* [RECORDED DATA]:
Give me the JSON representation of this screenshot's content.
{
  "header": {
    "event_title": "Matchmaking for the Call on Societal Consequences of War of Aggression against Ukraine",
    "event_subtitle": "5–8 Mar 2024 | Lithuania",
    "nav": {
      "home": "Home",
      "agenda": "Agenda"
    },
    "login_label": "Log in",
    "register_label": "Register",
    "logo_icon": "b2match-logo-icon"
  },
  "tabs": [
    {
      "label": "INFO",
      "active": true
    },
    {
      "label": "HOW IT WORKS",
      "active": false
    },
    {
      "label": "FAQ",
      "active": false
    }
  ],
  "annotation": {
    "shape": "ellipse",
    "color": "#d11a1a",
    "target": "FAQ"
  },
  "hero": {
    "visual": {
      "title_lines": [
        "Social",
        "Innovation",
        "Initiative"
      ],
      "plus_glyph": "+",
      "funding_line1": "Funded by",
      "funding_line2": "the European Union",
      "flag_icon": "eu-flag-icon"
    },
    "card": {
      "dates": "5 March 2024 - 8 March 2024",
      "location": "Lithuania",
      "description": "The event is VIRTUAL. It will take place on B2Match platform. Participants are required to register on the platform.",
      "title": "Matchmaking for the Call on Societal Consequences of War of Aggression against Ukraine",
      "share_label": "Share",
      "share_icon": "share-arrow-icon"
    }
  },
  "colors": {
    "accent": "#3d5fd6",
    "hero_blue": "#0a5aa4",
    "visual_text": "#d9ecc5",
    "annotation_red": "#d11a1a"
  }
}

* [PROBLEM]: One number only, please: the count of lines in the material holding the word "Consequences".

* [SOLUTION TO THE PROBLEM]: 2